Felicity Maiden

Summary

  • Assessing the issues faced by students on combined courses, including project allocations and communication between departments.
  • Exploring the varying assessment methods in the sciences and how these affect different students in liberation groups.
  • Increasing the amount of small group teaching there is in the sciences, particularly tutorials.

Manifesto

As the Natural Sciences department rep, I have been fortunate enough to work across 9 different departments as well as Natural Sciences, which has included attending 4 different boards of studies. This has meant that I have been able to witness how numerous departments run and their differences and similarities. In particular, I have experienced the challenges of being a student across more than one department and this is what I would like to focus on as the science faculty rep.

Combined courses:

As a natural sciences student, I have had first hand experience of what it is like to study across multiple departments.
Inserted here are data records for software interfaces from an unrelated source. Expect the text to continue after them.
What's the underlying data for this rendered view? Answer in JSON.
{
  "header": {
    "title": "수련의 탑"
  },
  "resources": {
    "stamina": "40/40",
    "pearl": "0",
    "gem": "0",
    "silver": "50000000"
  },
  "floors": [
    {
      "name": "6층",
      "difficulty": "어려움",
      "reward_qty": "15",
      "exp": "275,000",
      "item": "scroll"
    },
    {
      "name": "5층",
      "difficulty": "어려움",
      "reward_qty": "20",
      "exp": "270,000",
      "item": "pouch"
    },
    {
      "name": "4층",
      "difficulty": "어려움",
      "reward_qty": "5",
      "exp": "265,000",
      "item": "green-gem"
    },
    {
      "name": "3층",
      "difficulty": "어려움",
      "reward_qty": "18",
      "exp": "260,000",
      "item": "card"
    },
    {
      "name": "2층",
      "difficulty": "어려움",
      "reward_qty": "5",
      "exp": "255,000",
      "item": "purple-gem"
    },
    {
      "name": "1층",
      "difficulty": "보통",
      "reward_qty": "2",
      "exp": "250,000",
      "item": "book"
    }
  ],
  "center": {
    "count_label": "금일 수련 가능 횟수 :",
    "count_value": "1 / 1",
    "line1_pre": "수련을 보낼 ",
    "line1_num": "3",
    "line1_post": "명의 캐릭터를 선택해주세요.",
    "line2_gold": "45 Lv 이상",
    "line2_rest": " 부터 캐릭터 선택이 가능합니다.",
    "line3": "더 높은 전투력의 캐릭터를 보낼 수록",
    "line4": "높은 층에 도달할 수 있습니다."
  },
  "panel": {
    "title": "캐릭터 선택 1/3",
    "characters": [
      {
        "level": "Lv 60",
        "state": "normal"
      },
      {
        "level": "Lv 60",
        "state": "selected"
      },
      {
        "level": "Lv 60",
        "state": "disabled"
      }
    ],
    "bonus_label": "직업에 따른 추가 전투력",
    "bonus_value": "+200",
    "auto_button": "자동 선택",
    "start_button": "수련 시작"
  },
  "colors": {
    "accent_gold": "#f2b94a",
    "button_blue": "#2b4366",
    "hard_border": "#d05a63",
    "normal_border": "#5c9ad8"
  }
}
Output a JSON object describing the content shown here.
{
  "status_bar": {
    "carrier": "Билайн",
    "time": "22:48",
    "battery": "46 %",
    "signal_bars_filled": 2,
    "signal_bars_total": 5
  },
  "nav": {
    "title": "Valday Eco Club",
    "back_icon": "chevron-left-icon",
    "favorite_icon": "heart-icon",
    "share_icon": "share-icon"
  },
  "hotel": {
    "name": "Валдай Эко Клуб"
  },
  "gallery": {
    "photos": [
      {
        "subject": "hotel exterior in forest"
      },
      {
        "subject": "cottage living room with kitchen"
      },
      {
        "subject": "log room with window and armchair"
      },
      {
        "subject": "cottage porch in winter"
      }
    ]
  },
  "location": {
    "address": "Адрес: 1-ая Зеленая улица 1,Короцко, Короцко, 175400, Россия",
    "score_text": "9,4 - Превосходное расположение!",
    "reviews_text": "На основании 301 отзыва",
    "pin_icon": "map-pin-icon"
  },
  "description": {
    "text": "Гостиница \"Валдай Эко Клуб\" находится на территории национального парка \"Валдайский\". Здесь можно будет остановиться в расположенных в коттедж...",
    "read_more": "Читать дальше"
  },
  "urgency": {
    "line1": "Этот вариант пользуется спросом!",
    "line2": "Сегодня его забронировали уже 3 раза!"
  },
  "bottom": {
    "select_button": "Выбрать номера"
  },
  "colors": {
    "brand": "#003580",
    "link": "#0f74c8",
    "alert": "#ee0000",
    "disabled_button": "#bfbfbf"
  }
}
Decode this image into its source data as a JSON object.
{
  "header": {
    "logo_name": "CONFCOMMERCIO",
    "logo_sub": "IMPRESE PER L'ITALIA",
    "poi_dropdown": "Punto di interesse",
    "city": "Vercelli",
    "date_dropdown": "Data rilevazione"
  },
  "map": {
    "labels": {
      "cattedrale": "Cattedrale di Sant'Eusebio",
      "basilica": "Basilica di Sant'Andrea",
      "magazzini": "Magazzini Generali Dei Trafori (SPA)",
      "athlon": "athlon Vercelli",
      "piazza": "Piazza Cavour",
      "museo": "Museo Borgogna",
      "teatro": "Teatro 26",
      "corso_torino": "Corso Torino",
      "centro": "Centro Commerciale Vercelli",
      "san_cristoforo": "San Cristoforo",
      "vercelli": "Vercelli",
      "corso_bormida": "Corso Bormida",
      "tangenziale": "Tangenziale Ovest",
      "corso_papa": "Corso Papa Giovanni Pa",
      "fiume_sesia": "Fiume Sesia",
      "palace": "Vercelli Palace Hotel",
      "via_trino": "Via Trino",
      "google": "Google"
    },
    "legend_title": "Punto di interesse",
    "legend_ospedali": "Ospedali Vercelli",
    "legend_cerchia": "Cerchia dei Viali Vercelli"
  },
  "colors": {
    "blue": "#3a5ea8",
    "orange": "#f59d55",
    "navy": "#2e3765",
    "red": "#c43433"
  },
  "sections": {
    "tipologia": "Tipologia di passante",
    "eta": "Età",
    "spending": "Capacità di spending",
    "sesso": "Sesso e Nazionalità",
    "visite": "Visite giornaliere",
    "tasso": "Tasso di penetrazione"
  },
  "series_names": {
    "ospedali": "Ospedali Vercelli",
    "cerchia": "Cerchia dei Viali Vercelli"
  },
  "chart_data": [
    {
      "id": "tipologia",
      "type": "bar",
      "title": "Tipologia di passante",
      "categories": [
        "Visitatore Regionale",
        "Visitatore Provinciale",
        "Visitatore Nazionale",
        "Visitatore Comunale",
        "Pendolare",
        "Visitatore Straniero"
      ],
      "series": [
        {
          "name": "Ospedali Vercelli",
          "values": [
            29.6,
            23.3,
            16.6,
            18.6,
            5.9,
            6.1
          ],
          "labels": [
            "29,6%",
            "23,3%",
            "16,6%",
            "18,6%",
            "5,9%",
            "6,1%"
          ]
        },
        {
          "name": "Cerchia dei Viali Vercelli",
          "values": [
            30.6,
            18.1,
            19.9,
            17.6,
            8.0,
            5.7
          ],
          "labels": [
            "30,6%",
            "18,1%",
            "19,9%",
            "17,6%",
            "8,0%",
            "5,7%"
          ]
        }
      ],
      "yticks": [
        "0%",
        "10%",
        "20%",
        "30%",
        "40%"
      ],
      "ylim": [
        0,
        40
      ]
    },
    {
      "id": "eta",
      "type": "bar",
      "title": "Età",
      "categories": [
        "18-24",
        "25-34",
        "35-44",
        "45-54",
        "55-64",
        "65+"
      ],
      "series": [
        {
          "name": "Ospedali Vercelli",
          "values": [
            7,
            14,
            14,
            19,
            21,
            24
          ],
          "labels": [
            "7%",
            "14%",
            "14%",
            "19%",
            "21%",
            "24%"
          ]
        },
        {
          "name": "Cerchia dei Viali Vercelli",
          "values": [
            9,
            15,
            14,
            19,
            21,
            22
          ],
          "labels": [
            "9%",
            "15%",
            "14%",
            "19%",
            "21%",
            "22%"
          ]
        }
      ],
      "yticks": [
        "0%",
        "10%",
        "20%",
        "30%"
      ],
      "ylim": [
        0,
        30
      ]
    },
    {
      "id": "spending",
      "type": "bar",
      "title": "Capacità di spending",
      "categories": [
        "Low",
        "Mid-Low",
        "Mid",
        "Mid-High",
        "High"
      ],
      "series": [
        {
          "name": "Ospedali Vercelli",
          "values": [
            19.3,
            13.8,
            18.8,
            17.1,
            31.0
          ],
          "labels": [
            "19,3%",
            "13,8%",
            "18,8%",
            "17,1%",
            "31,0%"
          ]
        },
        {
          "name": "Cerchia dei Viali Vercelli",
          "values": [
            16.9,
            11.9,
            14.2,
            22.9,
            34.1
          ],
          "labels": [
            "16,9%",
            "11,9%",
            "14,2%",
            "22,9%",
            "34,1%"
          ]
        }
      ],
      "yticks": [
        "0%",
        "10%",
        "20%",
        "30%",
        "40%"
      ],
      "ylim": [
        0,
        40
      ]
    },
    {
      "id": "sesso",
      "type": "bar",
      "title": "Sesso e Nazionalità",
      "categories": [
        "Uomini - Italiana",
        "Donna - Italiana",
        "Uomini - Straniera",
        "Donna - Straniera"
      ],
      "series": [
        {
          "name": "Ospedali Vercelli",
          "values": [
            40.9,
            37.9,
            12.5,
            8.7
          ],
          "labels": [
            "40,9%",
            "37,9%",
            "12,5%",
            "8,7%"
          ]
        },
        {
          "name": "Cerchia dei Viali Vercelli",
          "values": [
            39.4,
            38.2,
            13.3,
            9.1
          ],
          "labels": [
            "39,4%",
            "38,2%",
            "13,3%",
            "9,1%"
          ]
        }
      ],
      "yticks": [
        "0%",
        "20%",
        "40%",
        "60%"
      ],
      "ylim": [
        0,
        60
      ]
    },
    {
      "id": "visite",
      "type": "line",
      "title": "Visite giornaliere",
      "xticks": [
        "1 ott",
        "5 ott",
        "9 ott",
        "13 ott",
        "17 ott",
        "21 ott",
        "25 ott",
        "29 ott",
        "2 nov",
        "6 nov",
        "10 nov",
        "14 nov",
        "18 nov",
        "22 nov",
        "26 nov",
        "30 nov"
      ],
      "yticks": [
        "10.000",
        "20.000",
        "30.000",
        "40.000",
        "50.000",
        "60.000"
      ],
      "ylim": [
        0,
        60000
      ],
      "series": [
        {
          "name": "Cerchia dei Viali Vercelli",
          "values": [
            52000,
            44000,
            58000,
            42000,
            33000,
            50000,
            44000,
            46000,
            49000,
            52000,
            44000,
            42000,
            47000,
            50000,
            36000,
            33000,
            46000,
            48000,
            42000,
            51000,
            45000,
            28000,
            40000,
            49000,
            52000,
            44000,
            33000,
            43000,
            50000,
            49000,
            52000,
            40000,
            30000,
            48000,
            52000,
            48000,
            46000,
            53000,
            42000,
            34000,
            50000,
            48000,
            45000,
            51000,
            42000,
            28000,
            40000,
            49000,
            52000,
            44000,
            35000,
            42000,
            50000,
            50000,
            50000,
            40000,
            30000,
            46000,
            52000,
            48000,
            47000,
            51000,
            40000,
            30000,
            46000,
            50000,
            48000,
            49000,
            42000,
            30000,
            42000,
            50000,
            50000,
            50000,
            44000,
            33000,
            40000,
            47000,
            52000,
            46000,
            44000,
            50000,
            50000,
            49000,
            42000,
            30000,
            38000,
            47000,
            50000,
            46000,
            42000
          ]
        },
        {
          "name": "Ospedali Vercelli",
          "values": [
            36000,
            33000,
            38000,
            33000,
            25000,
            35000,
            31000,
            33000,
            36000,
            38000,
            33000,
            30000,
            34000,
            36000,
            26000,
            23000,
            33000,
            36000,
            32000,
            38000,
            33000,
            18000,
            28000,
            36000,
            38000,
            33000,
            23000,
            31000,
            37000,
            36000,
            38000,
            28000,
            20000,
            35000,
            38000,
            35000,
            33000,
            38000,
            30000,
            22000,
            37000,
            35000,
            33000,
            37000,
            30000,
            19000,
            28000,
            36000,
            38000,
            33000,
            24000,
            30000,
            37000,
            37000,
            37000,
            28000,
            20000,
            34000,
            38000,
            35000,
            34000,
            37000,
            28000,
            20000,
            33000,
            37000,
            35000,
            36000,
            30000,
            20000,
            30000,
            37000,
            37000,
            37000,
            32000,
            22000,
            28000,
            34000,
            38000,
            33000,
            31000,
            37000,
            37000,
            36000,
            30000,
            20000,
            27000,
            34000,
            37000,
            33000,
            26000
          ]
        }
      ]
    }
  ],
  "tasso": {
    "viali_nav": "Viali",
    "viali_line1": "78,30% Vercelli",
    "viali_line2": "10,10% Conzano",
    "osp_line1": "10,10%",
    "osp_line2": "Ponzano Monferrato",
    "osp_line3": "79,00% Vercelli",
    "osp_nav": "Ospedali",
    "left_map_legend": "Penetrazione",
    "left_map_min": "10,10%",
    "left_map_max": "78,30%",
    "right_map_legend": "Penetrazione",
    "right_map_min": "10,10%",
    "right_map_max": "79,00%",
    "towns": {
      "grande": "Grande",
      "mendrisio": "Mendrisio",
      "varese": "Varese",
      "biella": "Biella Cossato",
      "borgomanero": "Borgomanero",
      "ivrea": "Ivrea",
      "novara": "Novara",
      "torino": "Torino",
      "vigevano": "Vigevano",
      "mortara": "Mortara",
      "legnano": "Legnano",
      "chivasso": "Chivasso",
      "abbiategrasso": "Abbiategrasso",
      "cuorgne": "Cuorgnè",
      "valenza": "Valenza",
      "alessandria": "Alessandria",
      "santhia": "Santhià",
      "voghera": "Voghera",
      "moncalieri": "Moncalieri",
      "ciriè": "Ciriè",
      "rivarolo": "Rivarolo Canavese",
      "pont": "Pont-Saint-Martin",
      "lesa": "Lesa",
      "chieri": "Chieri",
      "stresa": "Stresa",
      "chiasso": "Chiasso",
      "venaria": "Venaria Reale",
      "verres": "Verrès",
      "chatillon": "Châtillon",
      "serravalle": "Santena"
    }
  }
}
While studying multiple disciplines opens many opportunities and overall I really enjoy it, students on this type of course (including combined programmes) do face some extra challenges within the university. One example of this is the way projects are allocated. I would like to work with the university to make sure that a priority in allocating projects should be which student is doing the course most suited to the project (for example, students studying biochemistry should get priority for biochemistry projects). Another area I would like to work on is that some of a students data can only be seen by the students "home" departement and not the other departments which they are studying in. For example, my picture can only be seen by the natural sciences department and not the physics department in which I take most of my modules. This lack of communication can sometimes make solving any problems difficult as different people can see different bits of information. I would therefore like to work with the university on why this is and if there is any way this can be made easier.

Varying assessment methods:

In the sciences, most courses are assessed largely through exams, however, this is not necessarily suited to everyone and I would therefore like to work with the science departments to include more varied assessment methods. Last summer, I completed a research project looking into whether performance in different methods of assessment is correlated with gender in the sciences here at York. I am interested in continuing to work in this area with the part time officers for the liberation groups to find out if people in different groups feel particularly disadvantaged by different styles of assessment in order to try to make assessment fairer across the sciences and the university.

Small group teaching:

I believe that small group teaching can have a really positive impact on teaching and learning at university and would therefore like to work to include more of it into our courses in the sciences. For example, biology students take a tutorial module which is separate from other modules, where they explore a topic that they are interested in, through tutorials with 3-4 other students and an academic. In these tutorials they learn skills which are not developed so much within the rest of the course but are extremely good skills to have particularly when leaving university and entering the workplace, like report and essay writing and programming, as well as getting detailed feedback for their work. I would like to work towards having more modules like this within the university.